To make it worse, Facebook has its own plans for original programming — its Facebook Watch now bids to become the go-to destination for short and mid-form content that the company has been paying others to create. At the same time, Chrome, Safari, and Microsoft Edge are implementing changes to stop auto-playing videos, which can also affect publishers’ impressions and engagement rates.
All these updates may undermine publishers’ existing strategies of video distribution on social media, but they also signify the move away from enforced, ‘push’ videos to high-quality, engaging ‘pull’ content that users go to on purpose. Does it mean that today’s viewership craves more meaningful videos to engage with directly?
If so, publishers might want to look elsewhere, like streaming their original video content directly on their own websites. The payoffs? More controllable video inventory sales with 100% ad revenues retained. Plus, the opportunity to generate native, loyal, and more deeply engaged viewership versus brand-agnostic feed scrollers. However, this approach leaves publishers no choice but to set up their own video management and distribution facilities. Though rewarding, this strategy comes with some challenges.
Managing video production over distributed teams and streaming video can be tricky. Video management platforms are never easy to adopt, mostly because off-the-shelf products often fail to respond to each publisher’s precise requirements of scale, functionality and integration into their existing tech ecosystem. Custom-made video management solutions come at a price, but this strategic investment is precisely what can bring publishers a step closer to autonomy from unpredictable third-party platforms.
More challenges come from monetizing videos on-site through in-stream video advertising. The major concern here is brand safety for advertisers who look for a perfect match between inventory, audience, and message.
Relying on algorithms — and almost half of video ads were bought programmatically in 2017 — takes away ad buyers’ control over ad contexts and audience fit. In extreme cases like the one earlier this year, when brands suspended their YouTube ads running alongside violent and hateful content, this can even affect ad revenues. While agencies and adtech companies are working to fix it with premium inventory and programmatic direct models, publishers can focus on manual sales of their inventory directly to advertisers in proven brand-safe environments made up of their original content.
Last but not least, quality standards place more burdens on video-pivoting publishers. Video storytelling has been hailed as an evolution of journalism, and publishers now just have to keep the quality bar high enough to entice their audiences. This comes with strategic choices about budgeting and talent acquisition. As Susan Binikarim of NiemanLab brilliantly sums up, “Make very good things that people actually want to read and watch. That’s it. That’s all. That’s everything.”
If half-baked video strategies don’t seem to work, this doesn’t necessarily discredit online video, rather the digital publishers’ ways of distributing it.
So far, building up native audiences is seen as a way to avoid many pitfalls related to publishers’ dependency on social media platforms. Yet, breaking these toxic relationships with platforms is only possible when publishers are well-equipped technologically to handle original video content production, distribution and monetization.
The technology is already there, but are publishers ready to go native?
Oxagile has accumulated considerable expertise in online video and adtech.

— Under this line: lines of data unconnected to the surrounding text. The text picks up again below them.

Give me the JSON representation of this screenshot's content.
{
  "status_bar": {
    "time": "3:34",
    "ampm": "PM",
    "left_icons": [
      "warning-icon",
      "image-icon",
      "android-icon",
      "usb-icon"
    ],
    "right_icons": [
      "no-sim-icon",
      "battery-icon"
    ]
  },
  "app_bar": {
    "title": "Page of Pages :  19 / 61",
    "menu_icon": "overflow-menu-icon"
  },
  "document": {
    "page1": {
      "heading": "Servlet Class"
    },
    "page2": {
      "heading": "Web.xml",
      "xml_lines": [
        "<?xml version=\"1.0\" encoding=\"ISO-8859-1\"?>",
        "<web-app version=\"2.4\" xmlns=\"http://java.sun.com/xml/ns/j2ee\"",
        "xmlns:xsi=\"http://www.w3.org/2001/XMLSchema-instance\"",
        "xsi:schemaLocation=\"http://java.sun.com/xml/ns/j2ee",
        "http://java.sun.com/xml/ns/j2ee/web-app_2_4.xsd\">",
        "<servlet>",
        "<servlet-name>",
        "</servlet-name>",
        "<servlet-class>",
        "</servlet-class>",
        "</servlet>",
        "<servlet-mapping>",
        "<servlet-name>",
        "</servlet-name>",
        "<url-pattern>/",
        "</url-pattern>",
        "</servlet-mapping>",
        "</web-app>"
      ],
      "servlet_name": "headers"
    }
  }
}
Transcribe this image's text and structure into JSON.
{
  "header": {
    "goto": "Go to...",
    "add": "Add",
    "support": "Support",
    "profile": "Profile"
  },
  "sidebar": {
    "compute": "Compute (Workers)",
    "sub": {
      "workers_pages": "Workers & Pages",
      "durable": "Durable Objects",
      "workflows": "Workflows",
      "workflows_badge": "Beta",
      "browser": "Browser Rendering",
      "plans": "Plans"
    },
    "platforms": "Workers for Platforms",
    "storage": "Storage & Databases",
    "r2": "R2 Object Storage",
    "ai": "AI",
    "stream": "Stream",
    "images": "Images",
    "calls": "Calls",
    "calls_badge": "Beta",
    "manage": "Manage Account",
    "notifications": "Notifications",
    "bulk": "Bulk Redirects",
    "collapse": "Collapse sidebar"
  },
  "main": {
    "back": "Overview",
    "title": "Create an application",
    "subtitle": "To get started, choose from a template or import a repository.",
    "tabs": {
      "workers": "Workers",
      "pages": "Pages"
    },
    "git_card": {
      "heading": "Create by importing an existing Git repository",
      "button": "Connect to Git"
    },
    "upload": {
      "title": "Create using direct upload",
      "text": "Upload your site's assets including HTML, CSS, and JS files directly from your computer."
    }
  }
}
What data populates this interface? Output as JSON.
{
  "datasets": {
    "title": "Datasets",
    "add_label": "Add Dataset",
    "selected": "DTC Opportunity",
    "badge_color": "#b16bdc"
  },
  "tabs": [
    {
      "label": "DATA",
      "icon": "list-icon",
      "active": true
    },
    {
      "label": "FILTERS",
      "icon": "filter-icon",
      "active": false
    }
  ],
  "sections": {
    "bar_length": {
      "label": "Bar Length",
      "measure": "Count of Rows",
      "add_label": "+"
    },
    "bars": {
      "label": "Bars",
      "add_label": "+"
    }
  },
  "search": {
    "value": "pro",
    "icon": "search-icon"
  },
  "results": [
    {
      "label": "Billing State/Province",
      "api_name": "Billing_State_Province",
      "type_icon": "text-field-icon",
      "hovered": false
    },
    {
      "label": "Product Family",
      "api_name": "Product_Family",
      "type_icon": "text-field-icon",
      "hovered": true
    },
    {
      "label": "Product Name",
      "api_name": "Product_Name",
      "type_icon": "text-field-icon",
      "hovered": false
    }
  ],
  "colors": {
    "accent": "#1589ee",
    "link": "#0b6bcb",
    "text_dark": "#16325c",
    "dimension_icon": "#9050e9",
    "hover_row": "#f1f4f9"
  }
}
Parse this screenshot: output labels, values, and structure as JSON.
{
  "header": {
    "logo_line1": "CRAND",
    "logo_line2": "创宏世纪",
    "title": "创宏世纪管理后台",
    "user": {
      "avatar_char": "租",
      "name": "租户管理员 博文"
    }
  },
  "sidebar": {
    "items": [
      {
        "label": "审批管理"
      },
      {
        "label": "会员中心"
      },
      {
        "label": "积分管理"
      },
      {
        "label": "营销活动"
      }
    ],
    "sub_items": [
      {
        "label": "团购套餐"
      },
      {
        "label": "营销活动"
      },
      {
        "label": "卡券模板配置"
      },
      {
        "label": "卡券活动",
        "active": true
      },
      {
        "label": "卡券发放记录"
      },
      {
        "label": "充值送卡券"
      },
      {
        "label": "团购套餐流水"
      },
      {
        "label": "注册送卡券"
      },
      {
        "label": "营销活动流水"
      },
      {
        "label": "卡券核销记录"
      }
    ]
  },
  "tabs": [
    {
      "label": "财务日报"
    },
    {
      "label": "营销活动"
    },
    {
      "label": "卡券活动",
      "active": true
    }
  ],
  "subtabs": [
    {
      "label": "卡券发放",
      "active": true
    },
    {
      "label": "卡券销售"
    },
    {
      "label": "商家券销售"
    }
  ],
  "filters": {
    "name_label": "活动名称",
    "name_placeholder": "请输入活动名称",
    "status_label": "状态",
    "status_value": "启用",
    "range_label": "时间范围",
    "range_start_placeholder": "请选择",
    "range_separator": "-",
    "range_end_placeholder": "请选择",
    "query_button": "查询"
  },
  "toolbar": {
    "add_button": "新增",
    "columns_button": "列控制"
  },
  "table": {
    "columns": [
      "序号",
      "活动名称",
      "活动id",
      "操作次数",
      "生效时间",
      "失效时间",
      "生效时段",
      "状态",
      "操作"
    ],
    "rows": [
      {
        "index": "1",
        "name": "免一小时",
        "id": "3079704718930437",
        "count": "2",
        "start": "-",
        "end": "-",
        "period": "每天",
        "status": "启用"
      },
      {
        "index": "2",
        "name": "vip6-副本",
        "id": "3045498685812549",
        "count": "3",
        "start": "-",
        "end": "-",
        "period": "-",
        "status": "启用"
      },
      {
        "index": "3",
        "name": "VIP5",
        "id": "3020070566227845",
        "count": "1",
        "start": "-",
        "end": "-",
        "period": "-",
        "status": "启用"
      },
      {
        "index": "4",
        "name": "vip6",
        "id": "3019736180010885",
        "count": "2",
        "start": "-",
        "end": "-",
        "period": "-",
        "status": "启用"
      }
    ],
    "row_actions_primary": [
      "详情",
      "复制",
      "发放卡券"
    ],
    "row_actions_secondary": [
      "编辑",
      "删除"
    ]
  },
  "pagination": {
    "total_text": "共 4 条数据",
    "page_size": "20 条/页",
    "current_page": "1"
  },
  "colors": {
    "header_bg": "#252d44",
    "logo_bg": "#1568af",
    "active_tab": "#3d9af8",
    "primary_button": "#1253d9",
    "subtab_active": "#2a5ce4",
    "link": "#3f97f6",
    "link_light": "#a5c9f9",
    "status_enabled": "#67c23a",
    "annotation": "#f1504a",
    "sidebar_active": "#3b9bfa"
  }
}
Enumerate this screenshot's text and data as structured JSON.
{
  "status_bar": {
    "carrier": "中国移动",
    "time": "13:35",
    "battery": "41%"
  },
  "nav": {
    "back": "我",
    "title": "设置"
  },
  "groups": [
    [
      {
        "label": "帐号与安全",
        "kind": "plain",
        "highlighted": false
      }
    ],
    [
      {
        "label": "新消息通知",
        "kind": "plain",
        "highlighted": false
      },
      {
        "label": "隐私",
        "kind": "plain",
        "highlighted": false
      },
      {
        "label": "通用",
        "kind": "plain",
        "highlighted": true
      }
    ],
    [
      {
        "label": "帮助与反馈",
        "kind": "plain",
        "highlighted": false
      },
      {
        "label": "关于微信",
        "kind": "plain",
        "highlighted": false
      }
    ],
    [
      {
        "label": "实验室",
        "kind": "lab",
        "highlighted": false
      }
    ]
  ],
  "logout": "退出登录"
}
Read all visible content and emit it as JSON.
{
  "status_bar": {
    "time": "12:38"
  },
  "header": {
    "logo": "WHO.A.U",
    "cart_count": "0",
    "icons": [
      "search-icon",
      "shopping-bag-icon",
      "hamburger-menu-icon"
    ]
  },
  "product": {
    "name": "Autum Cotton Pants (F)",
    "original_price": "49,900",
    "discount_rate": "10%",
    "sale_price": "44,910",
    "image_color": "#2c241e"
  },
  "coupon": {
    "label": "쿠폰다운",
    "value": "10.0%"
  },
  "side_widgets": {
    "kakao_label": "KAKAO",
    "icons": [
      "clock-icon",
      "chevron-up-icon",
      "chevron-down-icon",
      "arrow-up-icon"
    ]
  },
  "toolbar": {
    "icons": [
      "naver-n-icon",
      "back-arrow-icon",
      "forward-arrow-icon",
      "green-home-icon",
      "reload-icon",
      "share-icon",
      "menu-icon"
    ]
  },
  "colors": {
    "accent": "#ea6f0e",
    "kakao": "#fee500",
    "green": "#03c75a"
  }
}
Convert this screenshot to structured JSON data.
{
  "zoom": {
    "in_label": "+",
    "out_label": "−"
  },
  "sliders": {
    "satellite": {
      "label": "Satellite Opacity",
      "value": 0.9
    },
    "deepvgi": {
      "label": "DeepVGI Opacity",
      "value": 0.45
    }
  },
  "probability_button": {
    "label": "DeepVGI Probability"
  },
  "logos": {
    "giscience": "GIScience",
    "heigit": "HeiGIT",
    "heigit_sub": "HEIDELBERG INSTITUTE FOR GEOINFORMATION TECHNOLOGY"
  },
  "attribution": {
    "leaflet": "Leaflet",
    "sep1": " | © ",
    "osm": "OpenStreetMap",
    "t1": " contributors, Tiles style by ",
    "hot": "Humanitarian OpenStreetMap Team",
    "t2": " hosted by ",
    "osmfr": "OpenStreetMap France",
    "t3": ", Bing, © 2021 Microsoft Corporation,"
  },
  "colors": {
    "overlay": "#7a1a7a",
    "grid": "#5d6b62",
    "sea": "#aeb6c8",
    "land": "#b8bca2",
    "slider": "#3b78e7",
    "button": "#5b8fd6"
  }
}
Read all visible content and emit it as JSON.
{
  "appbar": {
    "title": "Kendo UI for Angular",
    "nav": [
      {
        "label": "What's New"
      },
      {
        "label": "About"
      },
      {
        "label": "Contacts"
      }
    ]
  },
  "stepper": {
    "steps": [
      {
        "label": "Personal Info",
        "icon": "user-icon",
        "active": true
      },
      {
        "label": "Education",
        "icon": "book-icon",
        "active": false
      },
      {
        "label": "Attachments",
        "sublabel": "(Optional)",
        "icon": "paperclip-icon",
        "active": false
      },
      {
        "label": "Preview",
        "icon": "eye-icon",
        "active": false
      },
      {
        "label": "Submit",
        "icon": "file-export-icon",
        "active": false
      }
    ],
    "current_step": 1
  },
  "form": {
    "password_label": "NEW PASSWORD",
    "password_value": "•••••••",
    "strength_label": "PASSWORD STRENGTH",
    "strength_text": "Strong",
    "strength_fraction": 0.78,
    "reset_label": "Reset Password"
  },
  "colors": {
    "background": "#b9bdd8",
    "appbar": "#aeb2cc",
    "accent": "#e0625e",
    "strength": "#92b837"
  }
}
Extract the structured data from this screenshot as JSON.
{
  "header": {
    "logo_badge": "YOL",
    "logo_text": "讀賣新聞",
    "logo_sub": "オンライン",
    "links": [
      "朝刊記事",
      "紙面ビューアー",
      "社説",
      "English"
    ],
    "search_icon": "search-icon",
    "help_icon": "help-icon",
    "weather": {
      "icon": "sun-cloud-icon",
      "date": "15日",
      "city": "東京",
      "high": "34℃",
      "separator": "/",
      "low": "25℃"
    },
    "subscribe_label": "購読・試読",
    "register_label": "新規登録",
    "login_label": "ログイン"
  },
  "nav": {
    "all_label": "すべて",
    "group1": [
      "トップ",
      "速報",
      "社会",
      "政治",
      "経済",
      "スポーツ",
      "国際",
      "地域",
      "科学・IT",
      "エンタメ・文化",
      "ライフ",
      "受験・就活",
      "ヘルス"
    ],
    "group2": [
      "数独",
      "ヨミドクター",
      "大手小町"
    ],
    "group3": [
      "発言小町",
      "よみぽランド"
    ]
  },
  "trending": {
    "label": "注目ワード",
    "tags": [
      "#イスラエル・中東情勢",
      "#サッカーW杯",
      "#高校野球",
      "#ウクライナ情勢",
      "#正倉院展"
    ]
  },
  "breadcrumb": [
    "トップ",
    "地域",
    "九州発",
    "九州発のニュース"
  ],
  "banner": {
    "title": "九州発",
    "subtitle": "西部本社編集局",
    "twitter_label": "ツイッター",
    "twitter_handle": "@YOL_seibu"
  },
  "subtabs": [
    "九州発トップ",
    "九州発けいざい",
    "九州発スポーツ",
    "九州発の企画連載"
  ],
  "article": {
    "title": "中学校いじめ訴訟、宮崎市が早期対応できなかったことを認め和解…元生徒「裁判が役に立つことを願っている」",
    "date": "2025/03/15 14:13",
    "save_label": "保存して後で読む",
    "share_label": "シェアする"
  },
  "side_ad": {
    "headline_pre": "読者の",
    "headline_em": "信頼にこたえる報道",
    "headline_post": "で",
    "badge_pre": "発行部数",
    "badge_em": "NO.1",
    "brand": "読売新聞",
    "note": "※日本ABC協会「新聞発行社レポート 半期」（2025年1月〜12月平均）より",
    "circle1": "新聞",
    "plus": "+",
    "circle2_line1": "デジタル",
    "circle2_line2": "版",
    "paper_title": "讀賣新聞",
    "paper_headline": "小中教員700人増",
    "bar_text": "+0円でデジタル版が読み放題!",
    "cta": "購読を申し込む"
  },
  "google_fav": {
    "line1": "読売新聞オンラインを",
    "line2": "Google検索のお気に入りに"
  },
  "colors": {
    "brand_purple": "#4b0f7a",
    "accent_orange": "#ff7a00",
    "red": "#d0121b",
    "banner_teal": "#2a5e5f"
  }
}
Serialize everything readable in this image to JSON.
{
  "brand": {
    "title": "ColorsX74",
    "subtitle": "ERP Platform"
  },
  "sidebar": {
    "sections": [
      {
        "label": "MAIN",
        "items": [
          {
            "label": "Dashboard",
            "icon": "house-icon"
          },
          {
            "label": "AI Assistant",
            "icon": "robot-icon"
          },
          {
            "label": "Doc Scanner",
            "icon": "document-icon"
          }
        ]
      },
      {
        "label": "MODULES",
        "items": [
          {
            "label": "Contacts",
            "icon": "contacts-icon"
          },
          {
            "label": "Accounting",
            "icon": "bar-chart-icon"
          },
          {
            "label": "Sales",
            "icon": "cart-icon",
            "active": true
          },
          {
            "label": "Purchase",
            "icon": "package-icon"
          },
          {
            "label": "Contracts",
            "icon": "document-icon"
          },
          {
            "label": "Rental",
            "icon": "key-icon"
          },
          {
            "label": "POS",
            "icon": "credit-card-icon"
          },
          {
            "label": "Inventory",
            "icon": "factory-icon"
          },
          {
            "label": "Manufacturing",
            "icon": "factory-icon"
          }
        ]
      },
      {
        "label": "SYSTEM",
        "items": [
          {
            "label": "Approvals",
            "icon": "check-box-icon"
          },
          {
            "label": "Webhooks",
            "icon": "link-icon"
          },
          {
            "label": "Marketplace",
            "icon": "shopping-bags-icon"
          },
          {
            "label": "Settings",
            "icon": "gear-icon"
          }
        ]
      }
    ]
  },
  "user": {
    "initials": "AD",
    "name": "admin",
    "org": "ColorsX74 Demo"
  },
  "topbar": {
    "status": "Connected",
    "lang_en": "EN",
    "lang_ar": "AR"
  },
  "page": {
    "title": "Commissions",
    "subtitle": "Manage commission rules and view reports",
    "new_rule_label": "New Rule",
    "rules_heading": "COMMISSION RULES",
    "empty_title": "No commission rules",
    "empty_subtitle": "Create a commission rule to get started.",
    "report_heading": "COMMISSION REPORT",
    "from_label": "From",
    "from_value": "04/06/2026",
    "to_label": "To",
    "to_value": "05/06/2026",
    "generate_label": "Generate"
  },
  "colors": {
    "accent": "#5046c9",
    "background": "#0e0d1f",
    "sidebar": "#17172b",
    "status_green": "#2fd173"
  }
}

We provide a full range of services, from consulting to custom software development to software customization. Whatever your needs are, drop us a line and let’s see how we can help your business.